• [REQUIREMENT]:
Keep every line in which "Automatic" occurs and drop the rest of the data.
Segment Start: TASK DATA
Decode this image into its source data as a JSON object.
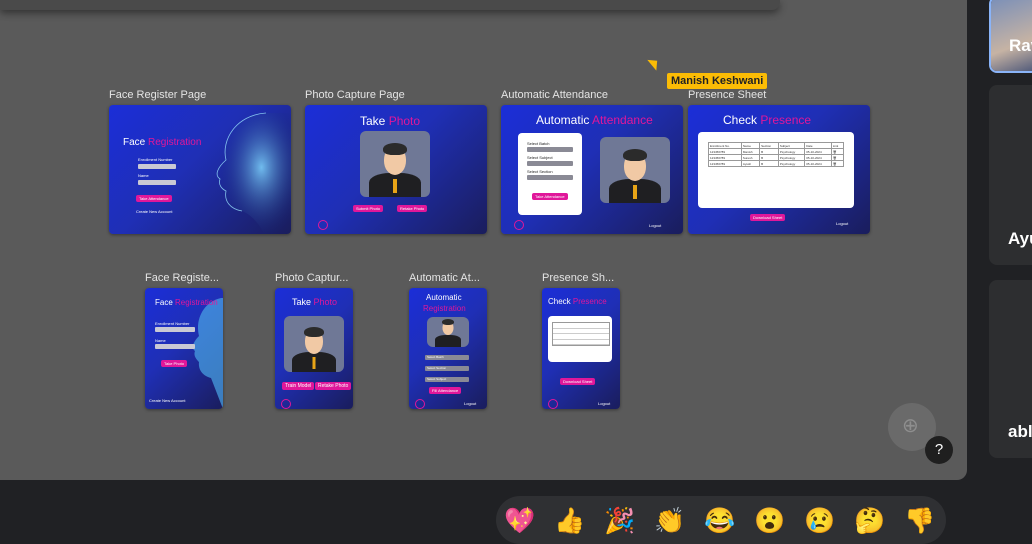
{
  "cursor": {
    "user_name": "Manish Keshwani"
  },
  "frames_row1": [
    {
      "label": "Face Register Page"
    },
    {
      "label": "Photo Capture Page"
    },
    {
      "label": "Automatic Attendance"
    },
    {
      "label": "Presence Sheet"
    }
  ],
  "frames_row2": [
    {
      "label": "Face Registe..."
    },
    {
      "label": "Photo Captur..."
    },
    {
      "label": "Automatic At..."
    },
    {
      "label": "Presence Sh..."
    }
  ],
  "screens": {
    "face_register": {
      "title_a": "Face",
      "title_b": "Registration",
      "enrollment": "Enrollment Number",
      "name": "Name",
      "button": "Take Attendance",
      "footer": "Create New Account"
    },
    "photo_capture": {
      "title_a": "Take",
      "title_b": "Photo",
      "submit": "Submit Photo",
      "retake": "Retake Photo"
    },
    "attendance": {
      "title_a": "Automatic",
      "title_b": "Attendance",
      "batch": "Select Batch",
      "subject": "Select Subject",
      "section": "Select Section",
      "button": "Take Attendance",
      "logout": "Logout"
    },
    "presence": {
      "title_a": "Check",
      "title_b": "Presence",
      "download": "Download Sheet",
      "logout": "Logout",
      "columns": [
        "Enrollment No.",
        "Name",
        "Section",
        "Subject",
        "Date",
        "Link"
      ],
      "rows": [
        [
          "123456789",
          "Manish",
          "B",
          "Psychology",
          "05-10-2024",
          "🗑"
        ],
        [
          "123456789",
          "Suresh",
          "B",
          "Psychology",
          "05-10-2024",
          "🗑"
        ],
        [
          "123456789",
          "Ayush",
          "B",
          "Psychology",
          "05-10-2024",
          "🗑"
        ]
      ]
    },
    "mobile_face": {
      "title_a": "Face",
      "title_b": "Registration",
      "enrollment": "Enrollment Number",
      "name": "Name",
      "button": "Take Photo",
      "footer": "Create New Account"
    },
    "mobile_photo": {
      "title_a": "Take",
      "title_b": "Photo",
      "submit": "Train Model",
      "retake": "Retake Photo"
    },
    "mobile_attendance": {
      "title_a": "Automatic",
      "title_b": "Registration",
      "batch": "Select Batch",
      "section": "Select Section",
      "subject": "Select Subject",
      "button": "Fill Attendance",
      "logout": "Logout"
    },
    "mobile_presence": {
      "title_a": "Check",
      "title_b": "Presence",
      "download": "Download Sheet",
      "logout": "Logout"
    }
  },
  "participants": [
    {
      "name": "Rav"
    },
    {
      "name": "Ayu"
    },
    {
      "name": "abl"
    }
  ],
  "help_label": "?",
  "reactions": [
    "💖",
    "👍",
    "🎉",
    "👏",
    "😂",
    "😮",
    "😢",
    "🤔",
    "👎"
  ],
  "colors": {
    "accent": "#e0179a",
    "cursor": "#fbbc05",
    "frame_blue": "#1f2fb5"
  }
}
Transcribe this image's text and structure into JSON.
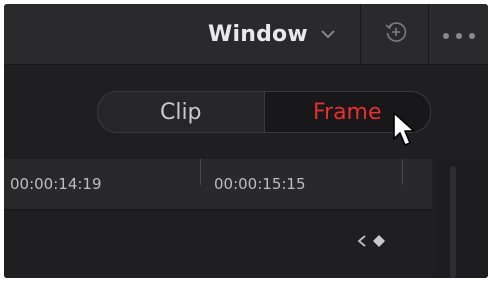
{
  "toolbar": {
    "window_label": "Window"
  },
  "segment": {
    "clip_label": "Clip",
    "frame_label": "Frame",
    "selected": "Frame"
  },
  "ruler": {
    "timecodes": [
      "00:00:14:19",
      "00:00:15:15"
    ]
  },
  "colors": {
    "accent": "#e6302b",
    "background": "#1f1f21",
    "toolbar": "#2a2a2d"
  },
  "icons": [
    "chevron-down-icon",
    "history-icon",
    "more-dots-icon",
    "cursor-pointer-icon",
    "keyframe-prev-icon",
    "keyframe-diamond-icon"
  ]
}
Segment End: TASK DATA
• [ANSWER TO THIS PROBLEM]:
      "label": "Automatic Attendance"
      "label": "Automatic At..."
      "title_a": "Automatic",
      "title_a": "Automatic",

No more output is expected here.